e. How can new coastal port structures and investments in military bases be leveraged for civilian needs such as lowering costs for dry goods and food stuffs, improving search and rescue capabilities, creating export opportunities for Arctic products to global markets, and improving broadband and communications for healthcare, education, commerce, and environmental surveillance?
f. Are there new opportunities to design housing and building stock that is culturally and environmentally appropriate? Can these opportunities be designed to improve health outcomes?
g. What are the opportunities for new electric‐based transportation for snow machines, boats, and local air transportation?
h. Can new concepts and approaches such as regenerative sustainability help address current and future policy challenges in the Arctic?
i. What role do Indigenous and local knowledge systems need to play to better inform policy decisions?
j. What is the future of the Arctic cities in changing environments? What are the risks and opportunities for relocation of coastal settlements? How can small towns and settlements be redesigned in changing environmental conditions?
k. What hazards need to be examined? What liabilities exist?
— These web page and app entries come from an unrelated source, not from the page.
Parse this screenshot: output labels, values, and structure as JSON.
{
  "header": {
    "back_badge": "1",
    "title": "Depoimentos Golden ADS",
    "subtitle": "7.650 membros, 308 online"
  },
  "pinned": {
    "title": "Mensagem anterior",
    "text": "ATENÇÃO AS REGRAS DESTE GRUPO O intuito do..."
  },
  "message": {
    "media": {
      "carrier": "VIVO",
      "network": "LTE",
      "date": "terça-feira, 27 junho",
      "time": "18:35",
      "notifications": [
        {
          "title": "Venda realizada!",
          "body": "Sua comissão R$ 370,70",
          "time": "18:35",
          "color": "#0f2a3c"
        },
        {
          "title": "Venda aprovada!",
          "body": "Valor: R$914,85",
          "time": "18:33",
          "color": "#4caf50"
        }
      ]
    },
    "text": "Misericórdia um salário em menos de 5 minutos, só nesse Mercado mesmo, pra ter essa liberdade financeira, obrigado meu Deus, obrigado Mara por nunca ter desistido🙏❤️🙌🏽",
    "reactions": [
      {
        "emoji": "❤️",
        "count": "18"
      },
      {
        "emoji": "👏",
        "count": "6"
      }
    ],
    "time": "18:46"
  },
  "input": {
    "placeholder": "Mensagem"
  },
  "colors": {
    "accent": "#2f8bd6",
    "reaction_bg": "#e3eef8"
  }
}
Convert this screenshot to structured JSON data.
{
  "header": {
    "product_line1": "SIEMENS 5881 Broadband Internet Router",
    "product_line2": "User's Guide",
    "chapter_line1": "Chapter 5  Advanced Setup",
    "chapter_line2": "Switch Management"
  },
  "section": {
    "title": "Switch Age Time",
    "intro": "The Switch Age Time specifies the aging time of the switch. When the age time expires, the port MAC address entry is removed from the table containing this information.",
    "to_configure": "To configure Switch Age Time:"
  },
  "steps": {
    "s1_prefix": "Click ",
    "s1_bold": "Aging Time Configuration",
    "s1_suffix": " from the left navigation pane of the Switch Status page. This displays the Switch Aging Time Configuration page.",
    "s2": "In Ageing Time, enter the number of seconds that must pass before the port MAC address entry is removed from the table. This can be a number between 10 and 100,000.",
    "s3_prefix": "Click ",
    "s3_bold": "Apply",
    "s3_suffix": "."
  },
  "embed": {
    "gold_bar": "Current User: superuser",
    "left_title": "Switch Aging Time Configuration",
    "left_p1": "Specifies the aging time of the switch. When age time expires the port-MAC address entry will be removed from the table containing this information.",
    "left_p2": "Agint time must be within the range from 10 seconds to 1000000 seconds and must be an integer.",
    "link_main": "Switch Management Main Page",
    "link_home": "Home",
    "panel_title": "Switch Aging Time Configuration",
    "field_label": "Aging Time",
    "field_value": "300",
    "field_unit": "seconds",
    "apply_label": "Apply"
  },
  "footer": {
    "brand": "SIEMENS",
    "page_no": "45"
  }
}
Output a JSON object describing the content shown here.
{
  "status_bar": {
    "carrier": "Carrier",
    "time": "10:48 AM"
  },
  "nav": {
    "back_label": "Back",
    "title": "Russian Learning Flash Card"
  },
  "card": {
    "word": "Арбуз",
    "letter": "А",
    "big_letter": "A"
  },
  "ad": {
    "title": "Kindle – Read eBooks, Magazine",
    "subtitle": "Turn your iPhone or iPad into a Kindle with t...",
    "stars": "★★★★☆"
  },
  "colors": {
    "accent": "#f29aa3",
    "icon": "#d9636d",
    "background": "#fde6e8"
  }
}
How long should monitoring last?
Community Dimensions of Health
The health of children, youth, adults, and the elderly is vital to the security of Arctic communities and the region’s future. While Arctic communities are constantly innovating to address their own needs, environmental fluctuations, underdeveloped infrastructures, food insecurities, economic development, infectious diseases, health disparities, and entrenched institutional systems have created challenges for human health and the diverse ecologies of Arctic peoples. Most recently global pandemics pose an extreme risk to isolated Arctic communities due to under-resourced health care services, transportation challenges and limited housing options. Citizens of the Arctic are looking to engage in research that addresses their concerns and will find ways to improve and sustain human health in the Arctic.
a. How can community practices, perspectives, and priorities be integrated into diverse and/or Circumpolar monitoring/assessment, programmatic, and governance infrastructures in the Arctic to promote human health?
b. What multi‐level intervention designs, frameworks, and methods might address the complex interconnected human health ecology in diverse Arctic populations?
c. How can community‐driven policies and practices in workforce development, employment, cultural heritage initiatives, service delivery and/or education positively support human health?
d. What concrete mechanisms and tools support the integration of Indigenous knowledge/local knowledge into research, policy and practice that addresses human health?
e. What strategies or steps can be taken to incorporate the natural and/or built environment to support human health?
f. What innovative strategies, programs, and policies might prevent and/or mitigate infectious diseases, environmental exposures and/or environmental risk across the diverse levels of the human ecology (biological, individual, family, community, environmental, economic)?
g. How can cumulative effects of exposure(s) to multiple elements/risks be assessed and analyzed in the Arctic in a way that brings together the medical, social, and natural sciences and humanities?
h. How might arts‐based approaches tell the human dimensions of health story in the Arctic for youth, families and elders?